Microsoft announced in early November that its Cheyenne data center is now officially a zero-emission facility. The company has stated that the Wyoming data center is the first zero-carbon facility in the U.S. to run completely off of wastewater byproducts.
To take the prototype facility off the grid, Microsoft is using fuel cell technology paired with methane biogas emitted from a wastewater treatment plant nearby. The tech giant partnered with Siemens' Energy Management unit to make the site functional. Biogas from the neighboring treatment plat is fed to the fuel cells which then turn the methane into electricity used to run the site. An electrochemical reaction converts the gas into usable power, meaning no emissions are released in the process.
Any excess power generated by the conversion will be sent to local utilities, reducing the environmental impact of the data center even further.

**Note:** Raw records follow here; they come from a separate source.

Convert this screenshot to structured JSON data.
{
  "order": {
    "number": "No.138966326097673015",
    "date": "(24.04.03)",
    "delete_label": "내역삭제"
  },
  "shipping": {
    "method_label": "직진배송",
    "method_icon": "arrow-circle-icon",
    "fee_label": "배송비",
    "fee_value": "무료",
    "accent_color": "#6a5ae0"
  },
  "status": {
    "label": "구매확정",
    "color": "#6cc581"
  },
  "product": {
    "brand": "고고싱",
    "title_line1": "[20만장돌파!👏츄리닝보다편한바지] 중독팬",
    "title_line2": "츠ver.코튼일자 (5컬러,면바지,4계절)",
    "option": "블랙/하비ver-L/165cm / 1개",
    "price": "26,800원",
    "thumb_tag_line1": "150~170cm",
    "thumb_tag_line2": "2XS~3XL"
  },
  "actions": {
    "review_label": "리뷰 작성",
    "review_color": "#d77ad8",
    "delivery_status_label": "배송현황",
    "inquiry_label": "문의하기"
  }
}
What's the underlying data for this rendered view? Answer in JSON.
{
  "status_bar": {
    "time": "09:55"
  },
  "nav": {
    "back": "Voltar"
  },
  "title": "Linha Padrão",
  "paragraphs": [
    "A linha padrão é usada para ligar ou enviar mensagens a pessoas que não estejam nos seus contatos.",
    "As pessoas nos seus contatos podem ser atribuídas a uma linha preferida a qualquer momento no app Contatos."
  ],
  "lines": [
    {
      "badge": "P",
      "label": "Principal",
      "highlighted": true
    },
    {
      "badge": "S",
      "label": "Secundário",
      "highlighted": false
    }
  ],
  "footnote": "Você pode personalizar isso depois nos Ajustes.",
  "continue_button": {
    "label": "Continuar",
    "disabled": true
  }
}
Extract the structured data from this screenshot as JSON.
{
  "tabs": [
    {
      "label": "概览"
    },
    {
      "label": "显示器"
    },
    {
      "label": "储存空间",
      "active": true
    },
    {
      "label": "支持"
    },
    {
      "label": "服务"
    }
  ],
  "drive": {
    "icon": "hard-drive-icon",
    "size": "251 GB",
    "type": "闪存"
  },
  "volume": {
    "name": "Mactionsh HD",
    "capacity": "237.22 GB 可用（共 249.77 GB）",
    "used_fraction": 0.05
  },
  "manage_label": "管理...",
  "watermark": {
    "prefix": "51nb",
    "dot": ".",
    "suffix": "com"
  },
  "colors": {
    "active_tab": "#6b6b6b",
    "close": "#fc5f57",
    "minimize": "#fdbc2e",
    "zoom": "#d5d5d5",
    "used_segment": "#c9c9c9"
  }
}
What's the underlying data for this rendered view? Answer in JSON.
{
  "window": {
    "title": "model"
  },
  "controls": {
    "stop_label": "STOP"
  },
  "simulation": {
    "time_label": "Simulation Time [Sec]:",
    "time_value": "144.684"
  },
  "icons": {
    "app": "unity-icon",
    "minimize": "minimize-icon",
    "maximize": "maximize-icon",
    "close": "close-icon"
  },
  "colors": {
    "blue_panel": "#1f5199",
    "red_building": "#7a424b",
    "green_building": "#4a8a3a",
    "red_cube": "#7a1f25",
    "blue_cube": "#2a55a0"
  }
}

The fuel cells are expected to create approximately 150 kW more than needed to power the Wyoming data center, so the additional energy will be redirected back to the wastewater facility.
The Cheyenne facility is part of a larger expansion of Microsoft's data center portfolio. The company is investing nearly $275 million into new sites in the Western states. While it has been growing its physical presence, Microsoft has also been increasing its efforts to achieve greater data center sustainability. In October, the company announced it had met its goal of having all new Microsoft data centers operate with a PUE of 1.25 – much lower than the industry average of 1.7. The tech giant was also able to meet its commitment to carbon neutrality through the use of internal efficiency projects, more than 3 billion kWh of renewable energy and a carbon offset initiative that represents more than 600,000 metric tons of emissions.